Dr. Cutler has furnished the following catalogue of flowering shrubs and plants in New-England, which, from the attentention he has paid to natural history, we have reason to rely upon as accurate,
Blue flag, Iris virginica,-Globe Flower, Cephalanthus occidentalis, Pigeonberry, Ciffius firyoides.—Cornel, Cornus Canadensis, --American Honeysuckle, Azal a vitiofa,-American Tea, Ceamotlus Americanus, -Cherry Honeysuckle, Lonicera diervilla, Great Convolvulus, Convolurilus arvenfis, - Stag's horn Sumach Rhus typhinum.-Mealtree, liburnum lontana.--l'hite flowered Elder, Sumbucus nigra,-Red berried Eler. Sambucus Canadenfis, Pleadow Blue-bells, Gintina ciliata, -Lilies, several ipecies, Luium, -Bethlem Star, Ornithogulum luteum,-American Senna, Rhodora Canadensis,-Great Laurel, Kalmia latifolia,-Dwarf Laurel, Kalmia angustifolia_White Pepper Bush, Andromeda arborea, —Bog Evergreen, Andromeda calyculata, -Sweet Pepper Bush, Clethra alnifelia -Mountain Laurel, or Sorbus-trce, Sorbus aurupora, -Meadow Sweet, Spiræa falicifolia,--Queen of the Meadows, Spiræa tormentosa,-Service Tree, Mospilus Canadenfis -Wild Rose, Rofa Carolina, -Superb Raspberry, Rubus odora125,-Baneberry, Artea spicata, --Side-saddle Flower, Saracena purpurea, -Red Columbine, Aquilegia Canadensis,-Anemone, several species, Anemone hepatira, Sylvestris et nemorofa,-Traveller's Joy, Clematis Virginica, - Dragon's Herd, Dracocephalum Virginicum, -Snap Dragon, Antirrhinum Canadenfis, - American Cardamine, Cardamine Virginica,-Lupin, Lupinus angustifolia, -Locuft, Robinia pseud-acacia,--Beach Pea, Pifum maritimum, --Pied Pea, Pifum ochrus,-Wood Pea, Orobus sylvaticus,Variegated Pea, Lathyrus heterophyllus,--Meadow Sunflower, Ageratum ciliari, — American Amaranthus, Gnaphalium helian themifolium, -New-England Aster, After Nova Anglicum,Smooth-leaved Golden-rod, Solidago altiffima, ---New-England Sunflower Helianthus divaricatus,-American Pride, Lobelia cardinalis,-Ladies Plume, Orchis pycodes,-Ladies Slipper, Cypripedium calceslus, -Blue Eye, Sisyrinchium Bermudiauna, Swamp Willow, or Dog-Wood, Salix cinerea.-Red flowered Maple, Acerubrum.
New-England is a fine grazing country; the valleys between the hills are generally interfe&ted with brooks of water, the banks of which are lined with a tract of rich meadow or intervale land. The high and rocky ground is, in many parts, covered with clover, and generally affords the finest of paiture.
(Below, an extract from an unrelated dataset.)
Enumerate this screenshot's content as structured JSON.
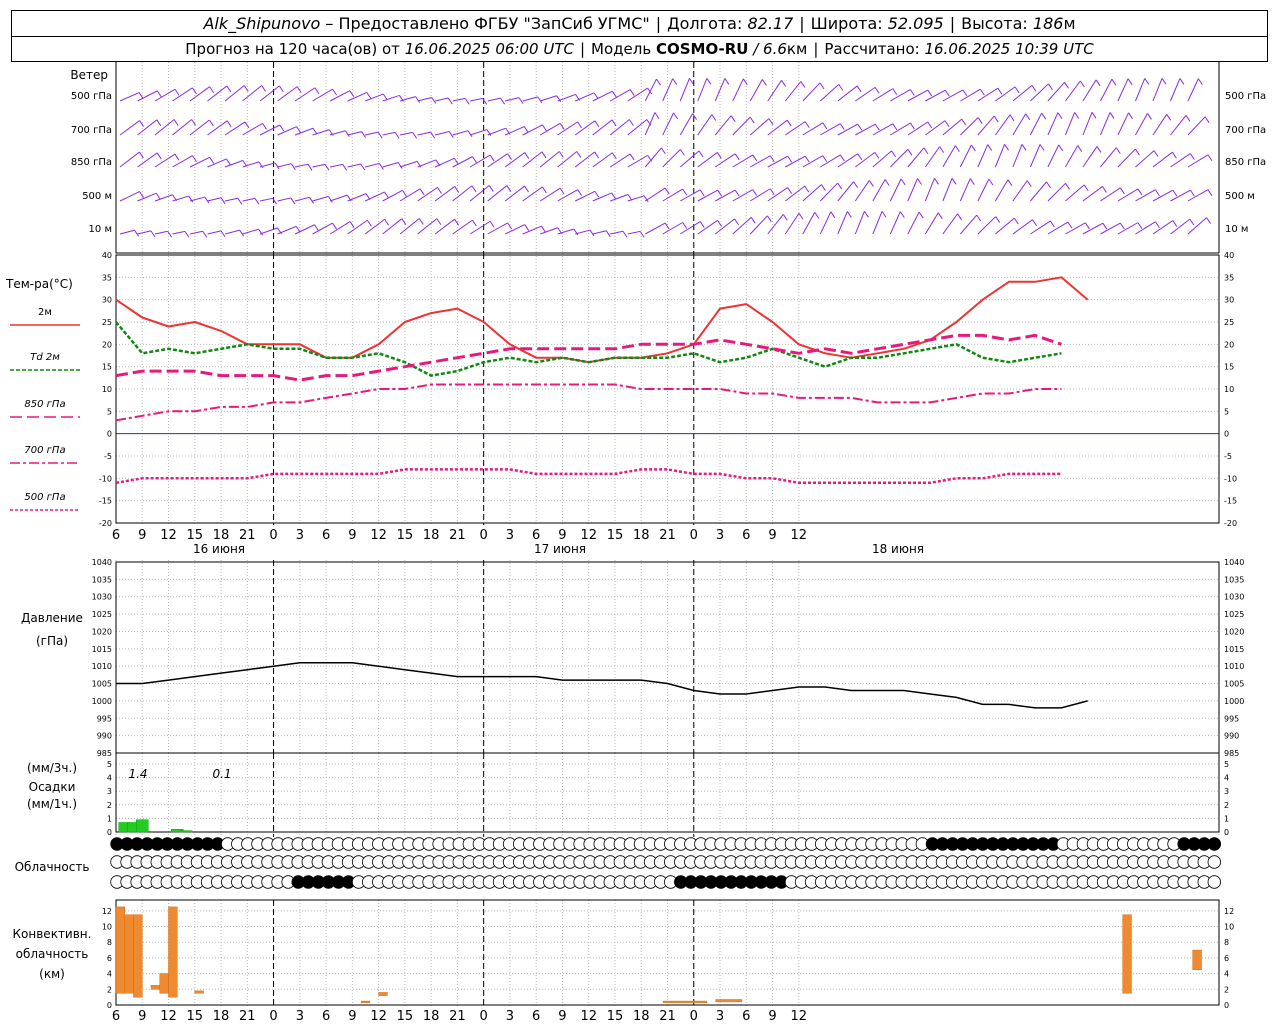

It will not be a matter of wonder, therefore, that New-England boasts of raising some of the finest cattle in the world; nor will she be envied, when the labour of raising them is taken into view. Two months of the hottest season in the year, the farmers are employed in procuring food for their cattle, and the cold winter is fpent in dealing it out to them. The pleasure and profit of doing this is, however, a satisfying compensation to the honcft and industrious farmer. Butter and checle are made for exportation; and considerable attention has lately been paid to the Talling of sheep.
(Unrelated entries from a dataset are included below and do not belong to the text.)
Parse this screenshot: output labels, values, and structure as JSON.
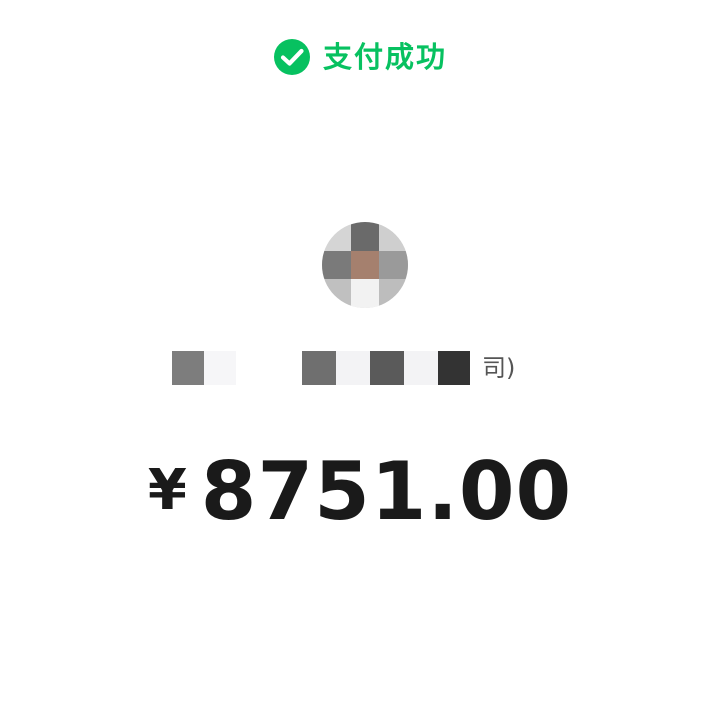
{
  "status": {
    "icon": "check-icon",
    "text": "支付成功",
    "accent": "#07c160"
  },
  "payee": {
    "name_suffix": "司)",
    "avatar_tones": [
      "#d5d5d5",
      "#6a6a6a",
      "#cfcfcf",
      "#7a7a7a",
      "#a5806e",
      "#9a9a9a",
      "#c0c0c0",
      "#f2f2f2",
      "#bdbdbd"
    ]
  },
  "payment": {
    "currency": "¥",
    "amount": "8751.00",
    "color": "#1a1a1a"
  }
}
The principal rivers in New-England are Peneb cot, Kennebeck, Androlcogsin, cr Anreri.coggia, S.co, Merrimack Piica